* _GOAL OF THE EXERCISE_
Filter the lines below, keeping each one that holds "sessions".

====================

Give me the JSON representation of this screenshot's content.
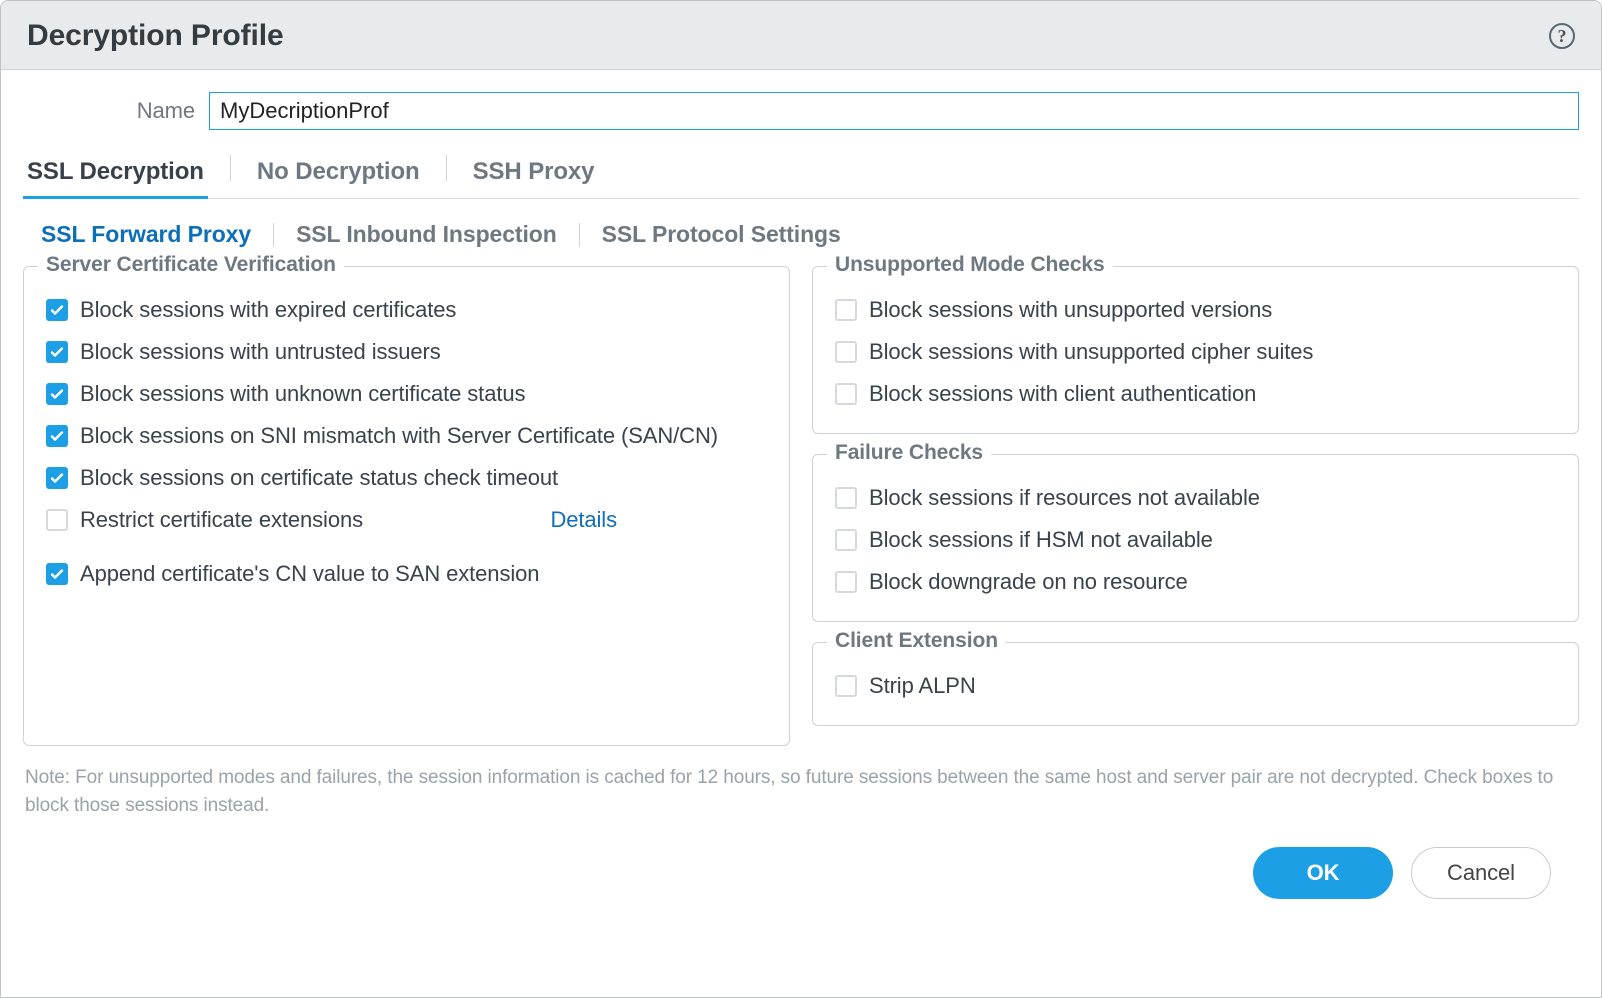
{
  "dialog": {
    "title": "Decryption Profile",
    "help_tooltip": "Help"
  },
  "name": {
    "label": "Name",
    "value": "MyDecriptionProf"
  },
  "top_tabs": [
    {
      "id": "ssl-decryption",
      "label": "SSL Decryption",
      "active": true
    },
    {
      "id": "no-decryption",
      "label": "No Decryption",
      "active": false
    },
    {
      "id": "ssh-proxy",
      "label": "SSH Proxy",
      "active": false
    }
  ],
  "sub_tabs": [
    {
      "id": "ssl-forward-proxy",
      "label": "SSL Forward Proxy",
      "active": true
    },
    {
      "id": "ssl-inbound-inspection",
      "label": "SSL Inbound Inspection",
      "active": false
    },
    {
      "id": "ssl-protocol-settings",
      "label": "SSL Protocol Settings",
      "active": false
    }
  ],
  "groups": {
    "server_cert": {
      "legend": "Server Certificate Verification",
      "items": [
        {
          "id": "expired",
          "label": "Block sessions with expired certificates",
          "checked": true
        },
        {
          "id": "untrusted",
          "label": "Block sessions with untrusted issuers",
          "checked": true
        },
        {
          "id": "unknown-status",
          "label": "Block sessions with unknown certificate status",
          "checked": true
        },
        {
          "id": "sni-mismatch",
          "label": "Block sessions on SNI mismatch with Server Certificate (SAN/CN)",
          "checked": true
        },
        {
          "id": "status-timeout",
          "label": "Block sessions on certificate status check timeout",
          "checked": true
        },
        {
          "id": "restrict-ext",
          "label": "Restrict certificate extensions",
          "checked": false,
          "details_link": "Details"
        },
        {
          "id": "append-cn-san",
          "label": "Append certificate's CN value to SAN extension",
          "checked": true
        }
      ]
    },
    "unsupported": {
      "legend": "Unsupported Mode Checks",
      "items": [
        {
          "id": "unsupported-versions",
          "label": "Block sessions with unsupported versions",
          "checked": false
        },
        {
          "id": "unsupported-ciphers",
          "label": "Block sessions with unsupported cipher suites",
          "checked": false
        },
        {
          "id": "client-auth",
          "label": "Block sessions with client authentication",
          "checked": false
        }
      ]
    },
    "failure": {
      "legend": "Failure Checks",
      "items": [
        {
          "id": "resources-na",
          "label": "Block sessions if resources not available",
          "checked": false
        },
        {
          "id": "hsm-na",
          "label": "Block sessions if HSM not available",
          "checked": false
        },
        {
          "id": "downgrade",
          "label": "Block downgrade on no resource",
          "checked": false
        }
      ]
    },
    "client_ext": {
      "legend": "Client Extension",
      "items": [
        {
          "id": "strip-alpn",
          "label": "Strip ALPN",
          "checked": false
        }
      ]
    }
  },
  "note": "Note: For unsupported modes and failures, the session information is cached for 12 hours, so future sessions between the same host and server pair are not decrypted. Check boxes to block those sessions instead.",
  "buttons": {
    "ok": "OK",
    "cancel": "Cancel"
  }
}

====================

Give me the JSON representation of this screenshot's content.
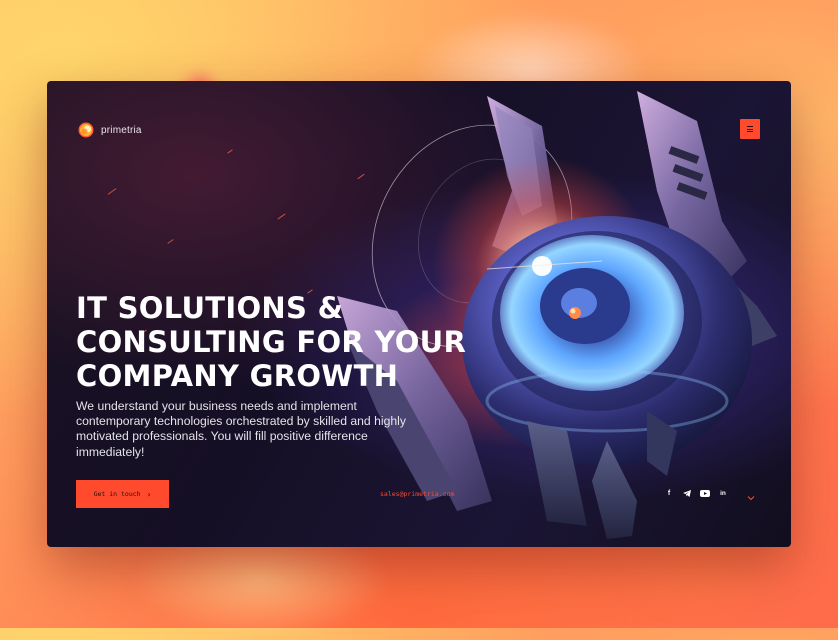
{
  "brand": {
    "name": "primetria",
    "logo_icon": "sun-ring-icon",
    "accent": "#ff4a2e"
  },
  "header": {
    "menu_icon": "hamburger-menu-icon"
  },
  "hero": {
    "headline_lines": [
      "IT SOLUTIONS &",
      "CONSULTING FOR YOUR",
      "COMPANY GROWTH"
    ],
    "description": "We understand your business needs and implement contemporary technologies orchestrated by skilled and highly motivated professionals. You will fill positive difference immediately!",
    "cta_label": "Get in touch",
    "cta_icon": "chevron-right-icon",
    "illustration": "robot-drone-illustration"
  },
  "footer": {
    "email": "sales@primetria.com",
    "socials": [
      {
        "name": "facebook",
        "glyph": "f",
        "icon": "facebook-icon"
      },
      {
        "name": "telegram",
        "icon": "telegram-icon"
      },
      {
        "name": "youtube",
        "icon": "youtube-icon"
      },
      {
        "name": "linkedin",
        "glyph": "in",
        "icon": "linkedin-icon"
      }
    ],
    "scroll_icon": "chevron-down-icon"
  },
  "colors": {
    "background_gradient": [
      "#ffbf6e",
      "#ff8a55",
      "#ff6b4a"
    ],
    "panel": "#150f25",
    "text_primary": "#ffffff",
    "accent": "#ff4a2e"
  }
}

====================

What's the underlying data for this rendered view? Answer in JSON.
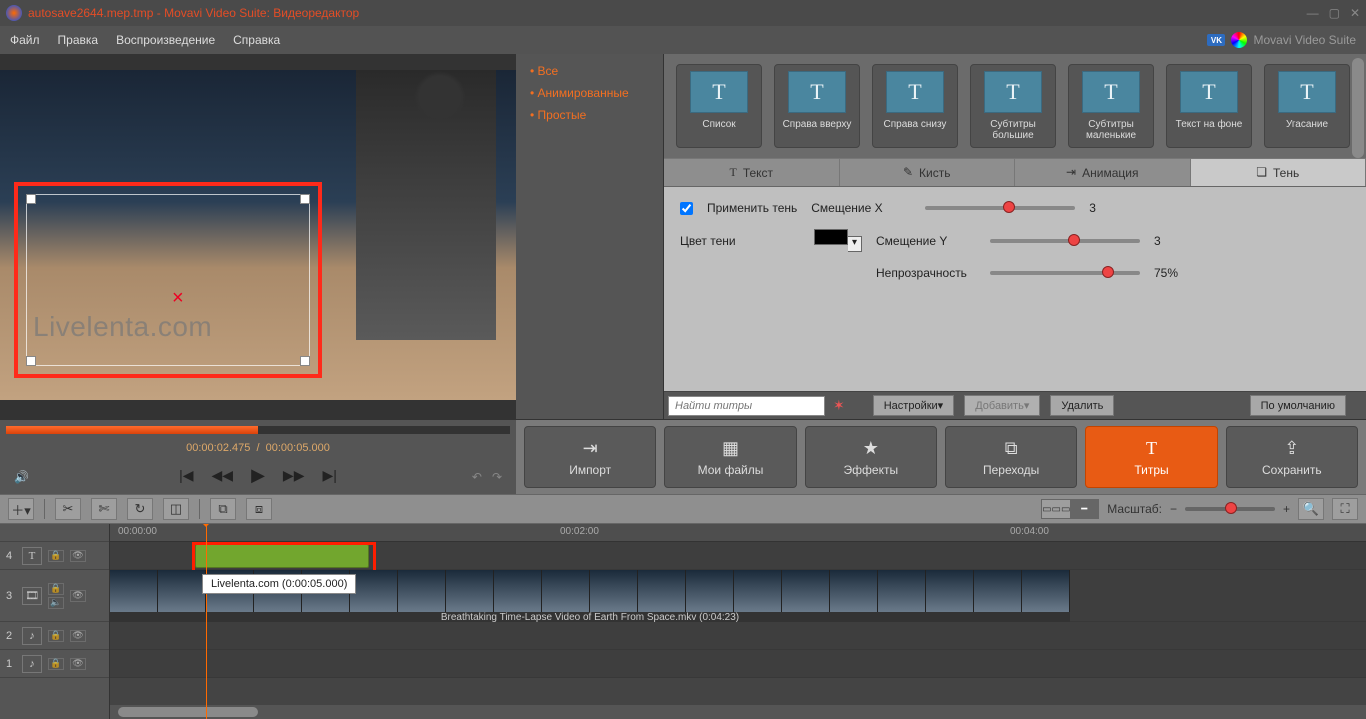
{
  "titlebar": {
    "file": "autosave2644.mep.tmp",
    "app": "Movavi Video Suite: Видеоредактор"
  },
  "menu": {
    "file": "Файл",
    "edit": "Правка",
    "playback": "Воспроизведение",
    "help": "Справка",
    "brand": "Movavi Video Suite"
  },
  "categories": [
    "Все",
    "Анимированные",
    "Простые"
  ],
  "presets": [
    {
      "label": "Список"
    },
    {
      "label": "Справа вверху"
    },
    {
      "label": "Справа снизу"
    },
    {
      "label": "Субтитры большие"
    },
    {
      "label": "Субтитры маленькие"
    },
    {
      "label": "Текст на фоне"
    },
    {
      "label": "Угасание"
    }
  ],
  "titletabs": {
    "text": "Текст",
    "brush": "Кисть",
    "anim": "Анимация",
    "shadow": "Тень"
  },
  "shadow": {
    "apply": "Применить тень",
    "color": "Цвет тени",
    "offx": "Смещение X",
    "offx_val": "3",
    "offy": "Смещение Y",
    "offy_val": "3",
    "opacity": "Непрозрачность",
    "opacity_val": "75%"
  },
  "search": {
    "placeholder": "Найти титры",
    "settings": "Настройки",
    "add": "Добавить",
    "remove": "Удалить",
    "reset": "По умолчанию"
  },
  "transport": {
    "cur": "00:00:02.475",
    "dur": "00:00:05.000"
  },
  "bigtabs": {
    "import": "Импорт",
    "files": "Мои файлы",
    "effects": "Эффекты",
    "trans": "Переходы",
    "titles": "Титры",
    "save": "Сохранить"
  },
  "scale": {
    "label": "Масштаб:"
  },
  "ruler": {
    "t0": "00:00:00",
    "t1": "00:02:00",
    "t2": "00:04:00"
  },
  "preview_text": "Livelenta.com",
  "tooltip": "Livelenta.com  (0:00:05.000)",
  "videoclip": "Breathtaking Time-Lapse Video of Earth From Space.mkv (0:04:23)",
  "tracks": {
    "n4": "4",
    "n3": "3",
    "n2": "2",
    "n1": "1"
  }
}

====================

* _SOLVED PROBLEM_
          "label": "Block sessions with expired certificates",
          "label": "Block sessions with untrusted issuers",
          "label": "Block sessions with unknown certificate status",
          "label": "Block sessions on SNI mismatch with Server Certificate (SAN/CN)",
          "label": "Block sessions on certificate status check timeout",
          "label": "Block sessions with unsupported versions",
          "label": "Block sessions with unsupported cipher suites",
          "label": "Block sessions with client authentication",
          "label": "Block sessions if resources not available",
          "label": "Block sessions if HSM not available",
  "note": "Note: For unsupported modes and failures, the session information is cached for 12 hours, so future sessions between the same host and server pair are not decrypted. Check boxes to block those sessions instead.",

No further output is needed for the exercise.